Capacity Shortages Call for Action
By Robert W. Smock,Manager, Energyand Utility Group
According to the Federal Energy RegulatoryCommission, Last Summer`s Disturbingly High Spot
market electricity prices were caused by an unusual combination of factors unlikely to recur: near-record peak demand in the Midwest, more than the average number of power plant outages, transmission constraints, and insufficient market information.
I don`t agree. I think all these factors are likely to recur, price spikes will happen again, brownouts will happen, and worse. Electricity demand is growing and generating capacity is not. Almost every year sets a record peak. Power plants have forced outages. There`s nothing unusual about forced outages occurring at the time of the peak. That`s why we need a contingency reserve margin in generating capacity.
The real reason for the price spikes is low reserve margins caused by the lack of construction of new capacity. Nationally the reserve margin is down to about 15 percent, the traditional minimum. It`s been argued that we no longer need 15 percent, that 10 percent or less will do. Last summer showed us the price we`re going to pay for this. The ECAR/MAIN reserve margin was 11.9 percent.
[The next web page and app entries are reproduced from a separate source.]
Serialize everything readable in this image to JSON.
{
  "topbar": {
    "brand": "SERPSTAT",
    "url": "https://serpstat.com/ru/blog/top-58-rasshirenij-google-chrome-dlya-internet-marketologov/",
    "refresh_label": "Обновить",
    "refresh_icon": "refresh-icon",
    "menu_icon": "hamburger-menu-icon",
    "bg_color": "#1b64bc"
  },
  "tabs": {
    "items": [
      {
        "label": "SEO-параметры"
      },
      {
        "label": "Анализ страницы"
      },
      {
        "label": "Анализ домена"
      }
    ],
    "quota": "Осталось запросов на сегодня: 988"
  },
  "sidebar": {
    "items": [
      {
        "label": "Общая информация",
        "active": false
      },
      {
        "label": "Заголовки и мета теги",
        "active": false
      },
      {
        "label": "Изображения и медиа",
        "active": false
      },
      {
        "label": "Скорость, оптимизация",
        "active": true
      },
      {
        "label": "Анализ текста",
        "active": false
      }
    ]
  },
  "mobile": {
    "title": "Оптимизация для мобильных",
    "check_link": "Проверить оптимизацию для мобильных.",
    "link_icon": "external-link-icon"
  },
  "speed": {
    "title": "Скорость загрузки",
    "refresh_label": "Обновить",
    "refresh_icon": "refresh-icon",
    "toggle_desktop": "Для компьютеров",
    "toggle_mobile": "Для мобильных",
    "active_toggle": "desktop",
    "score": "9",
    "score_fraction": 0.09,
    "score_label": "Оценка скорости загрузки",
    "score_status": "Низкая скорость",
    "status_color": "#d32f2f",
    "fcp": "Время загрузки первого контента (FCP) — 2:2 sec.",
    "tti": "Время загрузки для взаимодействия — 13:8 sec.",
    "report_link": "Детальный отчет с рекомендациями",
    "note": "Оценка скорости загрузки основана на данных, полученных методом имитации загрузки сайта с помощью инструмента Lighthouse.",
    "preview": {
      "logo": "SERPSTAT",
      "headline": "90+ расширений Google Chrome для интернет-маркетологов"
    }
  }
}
The new competitive wholesale electricity market is providing us valuable price signals, an indicator of the U.S. capacity shortage that`s developing. Some market participants have asked the federal government, mainly FERC, to increase regulation of the competitive wholesale market with, for example, price caps. I think that would be wrong. That would muffle the price signals which are telling us what to do. So far, FERC has wisely taken no action, but the staff report tends to dismiss the seriousness of the situation by saying it`s unlikely to happen again.
I don`t agree that the way to nurture the competitive market is to ignore or explain away what happened last summer. What happened was not the fault of competition. The market just gave us an early warning through price spikes. The capacity shortage exists whether the market is competitive or not. Muffled price signals would only delay the awareness of capacity shortages until something worse happened.
Something worse–brownouts, blackouts, whatever–can happen. Growth in demand is strong. During the past three years peak load in ECAR, MAIN, and MAPP has grown by 3.6 percent, 3.5 percent, and 5.8 percent. Utility generating capacity in the US in the summer of 1998 was below that of 1997. That`s a formula for much worse than price spikes.
Merchant developers have responded, attracted by the high prices for electricity. As much as 30 GW of new gas-fired combined cycle merchant capacity has been ordered. Sound like a lot? It`s not. It`s less than five percent of national generating capacity. It doesn`t even cover last summer`s growth in demand. Further, construction is under way on only a small part of that new capacity. It`s too late to do much good for next summer.
The answer is new capacity. A lot of new capacity–a balanced program including gas-fired combined cycles, repowered steam plants, new coal-fired plants, relicensed nuclear units, and anything else that makes sense. I don`t know that we should be relying solely on independents to fill the gap. Some new conventional utility capacity is needed to provide a balanced supply. The independents have responded. The utilities, for the most part, have not.
Why are so few utilities building new capacity? Think carefully before you fire off an indignant letter to the editor about all the difficulties utilities face in the modern U.S. electrical market. Regulated utilities are still the major players consumers count on to provide much-needed electric service. They still have a big role in generation. It`s time they stepped up to the plate and proved it. p